At least three masked attackers opened fire with assault rifles in the office and exchanged shots with police in the street outside before escaping by car.
The gunmen shouted “we have avenged the Prophet Muhammad”, witnesses say.
President Francois Hollande said there was no doubt it had been a terrorist attack “of exceptional barbarity”.
A major police operation is under way in the Paris area to catch the killers. The number of gunmen was initially reported to be two, but French Interior Minister Bernard Cazeneuve later said they were hunting three “criminals”.
Four of the magazine’s well-known cartoonists, including its editor-in-chief Stephane Charbonnier were reported among those killed, as well as at least two police officers.
Mr Charbonnier, 47, had received death threats in the past and was living under police protection.
French media have named the three other cartoonists killed in the attack as Cabu, Tignous and Wolinski. Reports say the attack took place during the magazine’s daily editorial meeting.
Several of the wounded remain in a critical condition.
The latest tweet on Charlie Hebdo’s account was a cartoon of the Islamic State militant group leader, Abu Bakr al-Baghdadi.
US President Barack Obama has condemned the “horrific shooting”, offering to provide any assistance needed “to help bring these terrorists to justice”.
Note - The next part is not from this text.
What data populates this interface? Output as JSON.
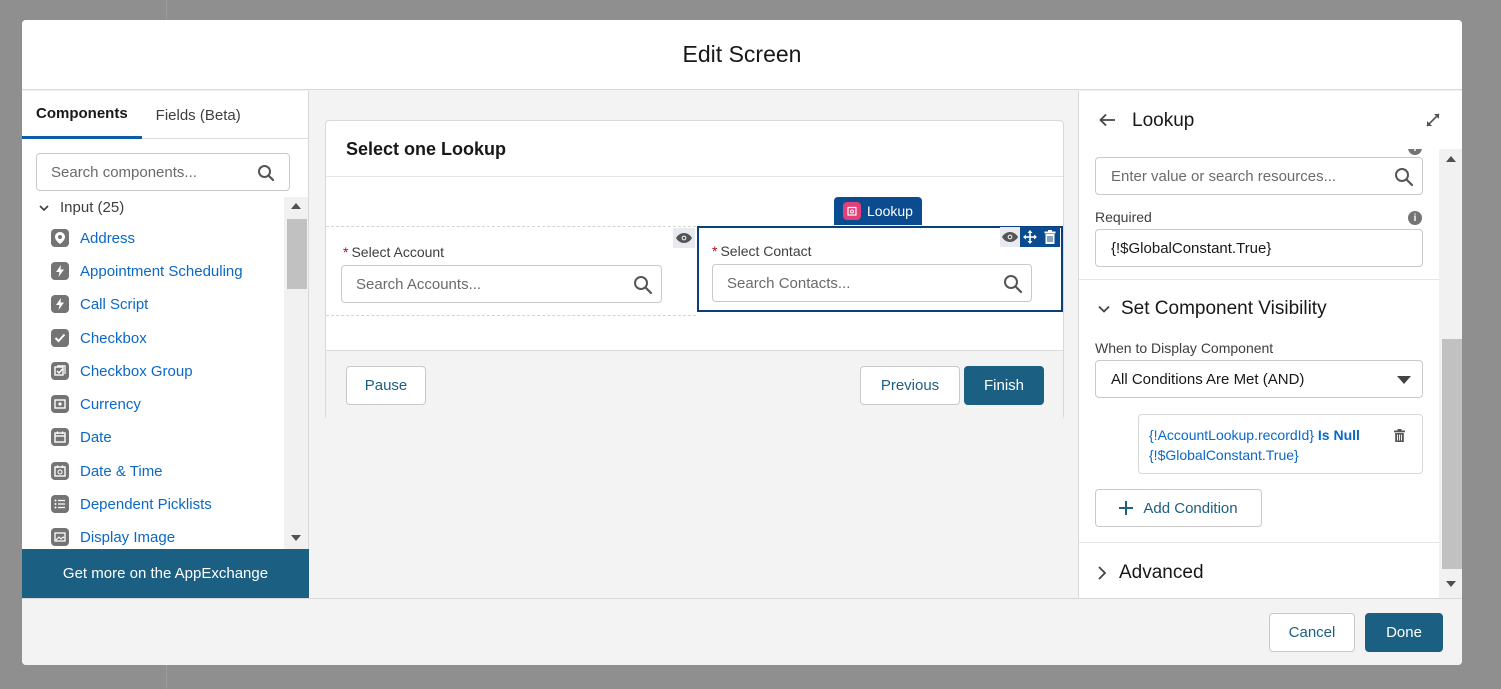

UK Prime Minister David Cameron said in a tweet: “The murders in Paris are sickening. We stand with the French people in the fight against terror and defending the freedom of the press.”